New spatial data support in SQL Server 2008 opens the door to mapping and querying geometric and geographic data, allowing you to build exciting new applications.
MSDN Magazine February 2009
View Complete Post
i wana know how can i export data from a table to access through a sql job
i am using sql server 2008 and office 2007
I am entering data into my table directly using management studio interface.
after I get to ROW 200 in a table, it wont let me enter more rows and the next text column is shaded
with a red warning sign saying I should execute as cell is ready only

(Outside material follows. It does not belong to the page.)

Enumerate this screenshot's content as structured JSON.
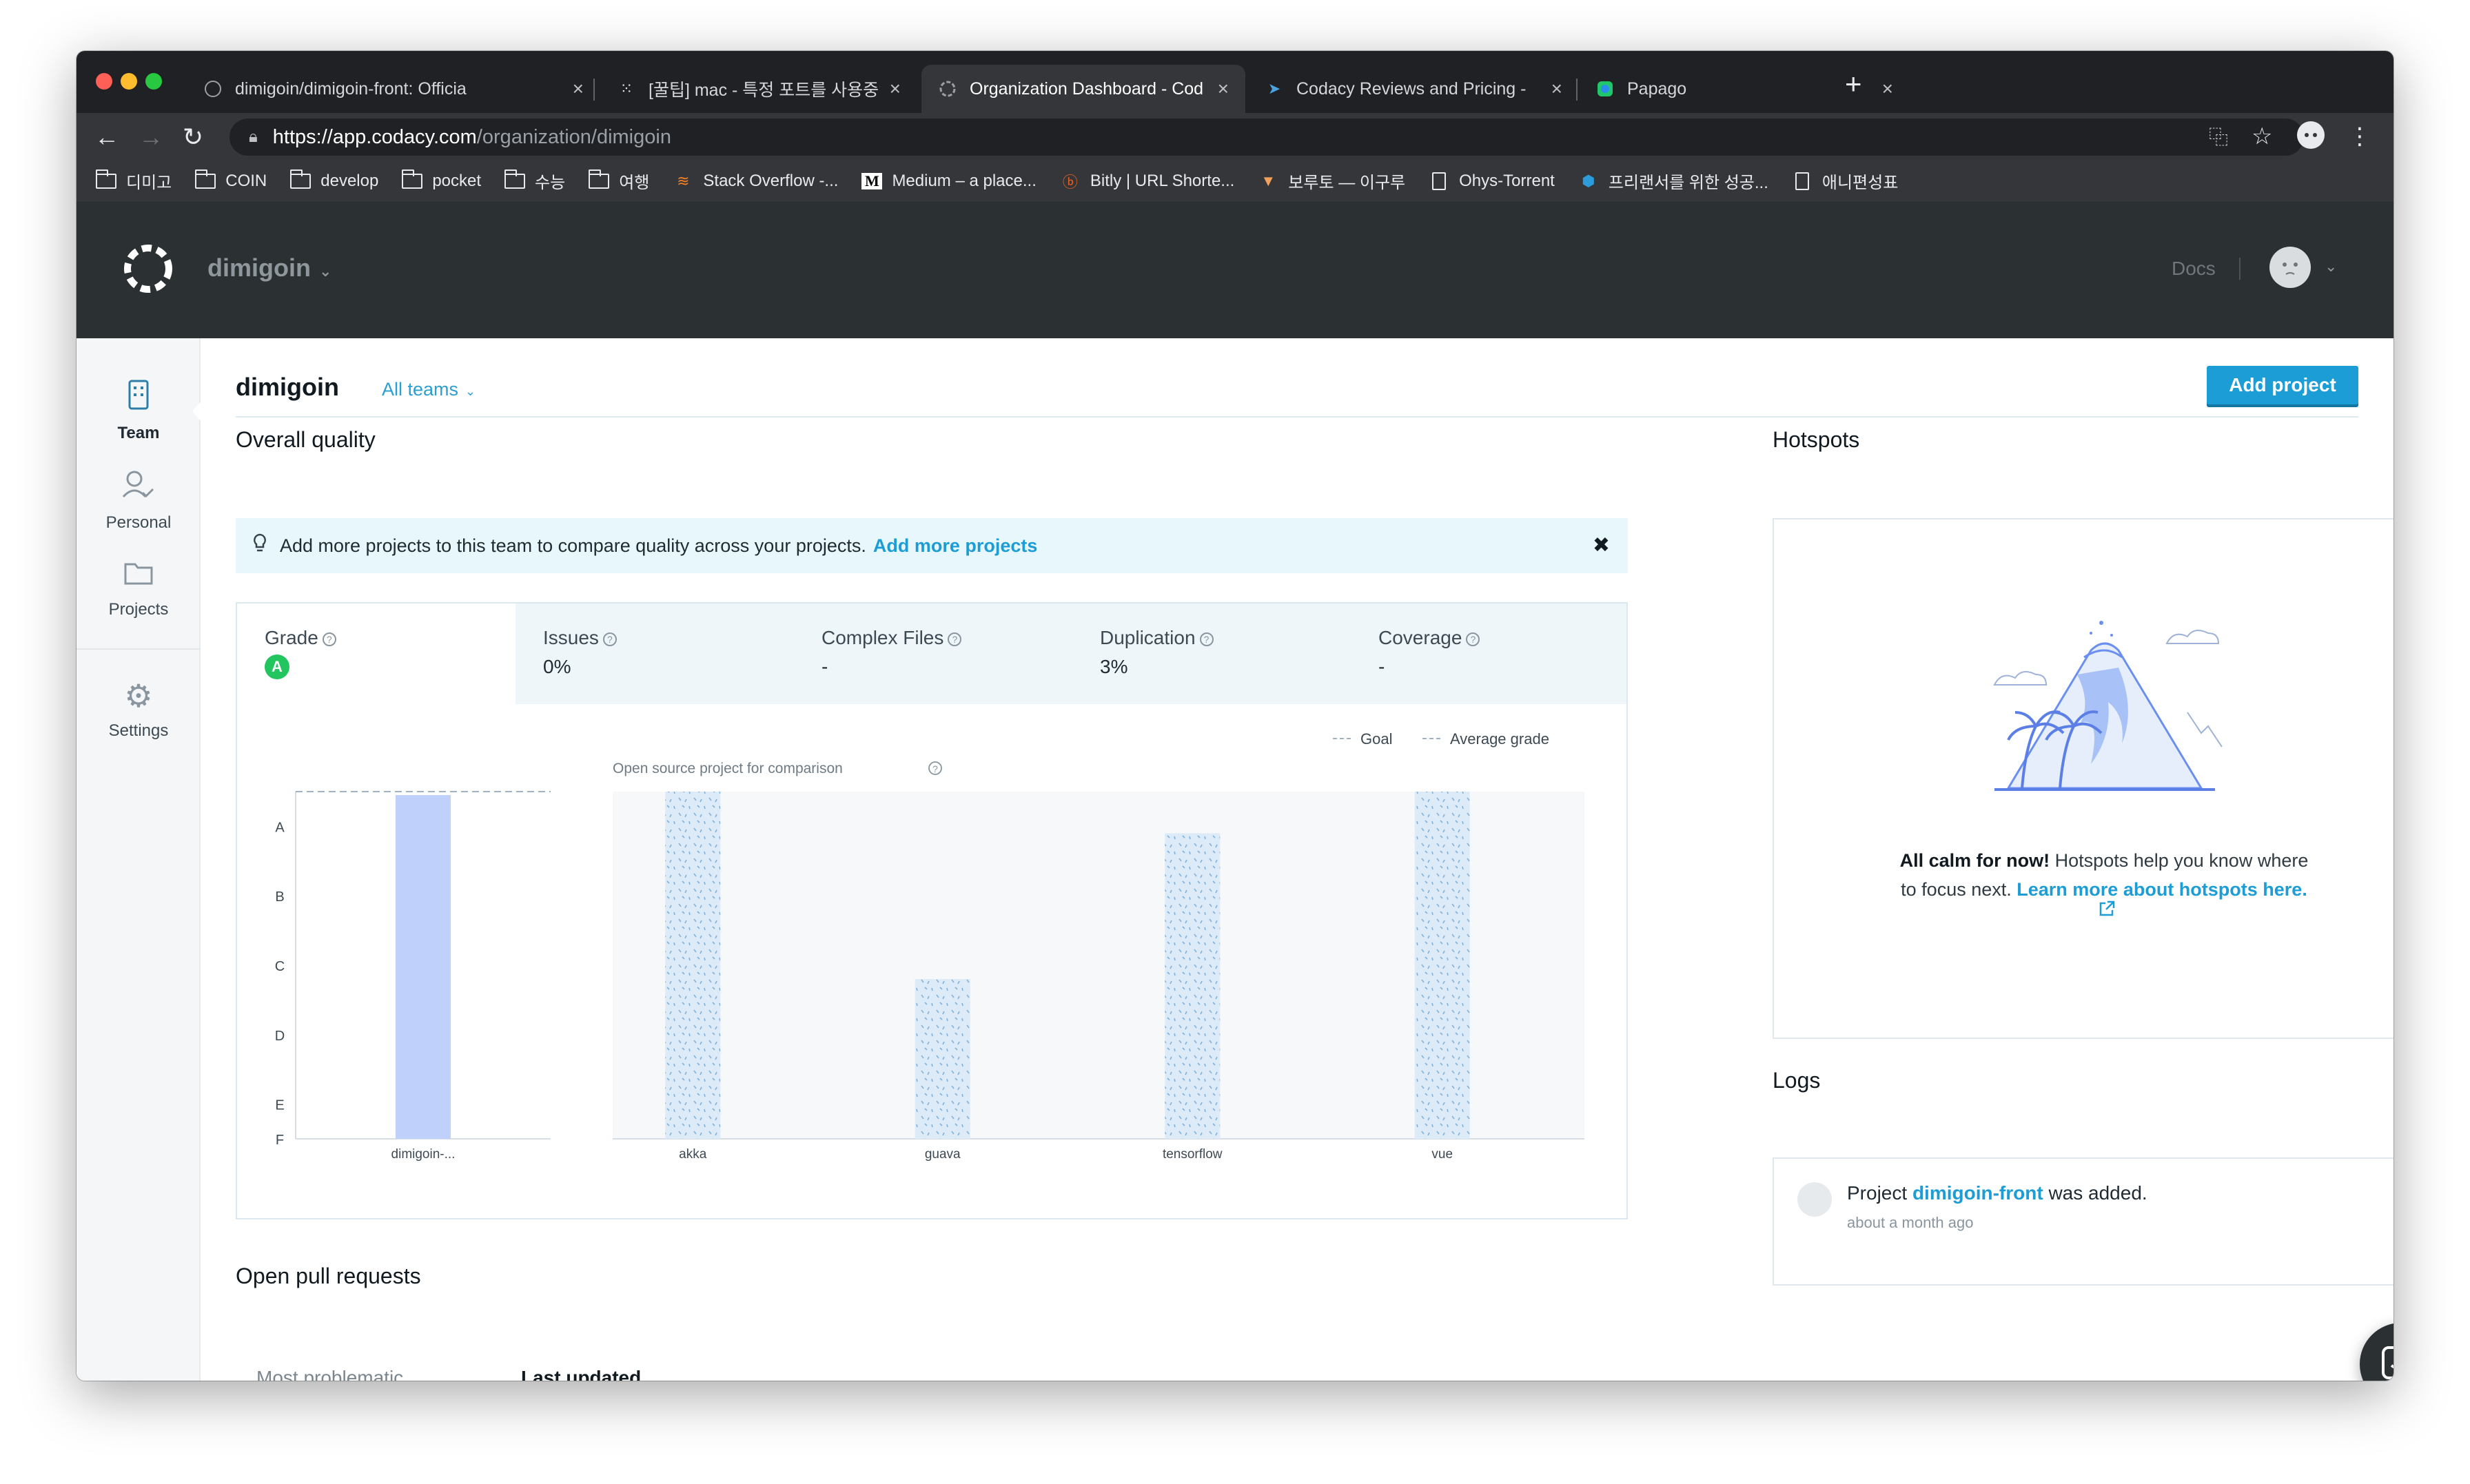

when I execute / the row is deleted so i still can not get above row 200.
any help appreciated!
In this article, the author shows you three new arrivals on the SQL Server spatial visualization scene: the map control in SQL Server 2008 R2 Reporting Services (SSRS), the ESRI MapIt product, and the MapPoint Add-In for SQL Server 2008.
MSDN Magazine November 2009
There's always been disagreement about whether large blobs, such as document and multimedia items, should be stored in the database or file system. In SQL Server 2008 you don't have to choose; filestream storage provides the best of both approaches.
MSDN Magazine May 2009
Here we explain how the new hierarchyID data type in SQL Server 2008 helps solve some of the problems in modeling and querying hierarchical information.
MSDN Magazine September 2008
SQL Server 2005 includes several important improvements to the Transact-SQL (T-SQL) language. One added feature is a new kind of trigger that fires when data definition language (DDL) statements run.
MSDN Magazine May 2006
XML is becoming the ubiquitous data format on the Web, and XML support in SQL Server is evolving to meet the additional demand. Using XML, SOAP, HTTP, and SQL Server, you can now build powerful Web Services easily. To show just how simple it is with SQLXML 3.0, this article walks the reader through the process step by step, from setting up a virtual directory enabling data access via HTTP to executing queries and building Web Services. Finally, the author illustrates the creation of two Web Services clients-one with C# that works with the Microsoft .NET Framework and one with the SOAP Toolkit 2.0 for anyone still using earlier development tools.
MSDN Magazine May 2002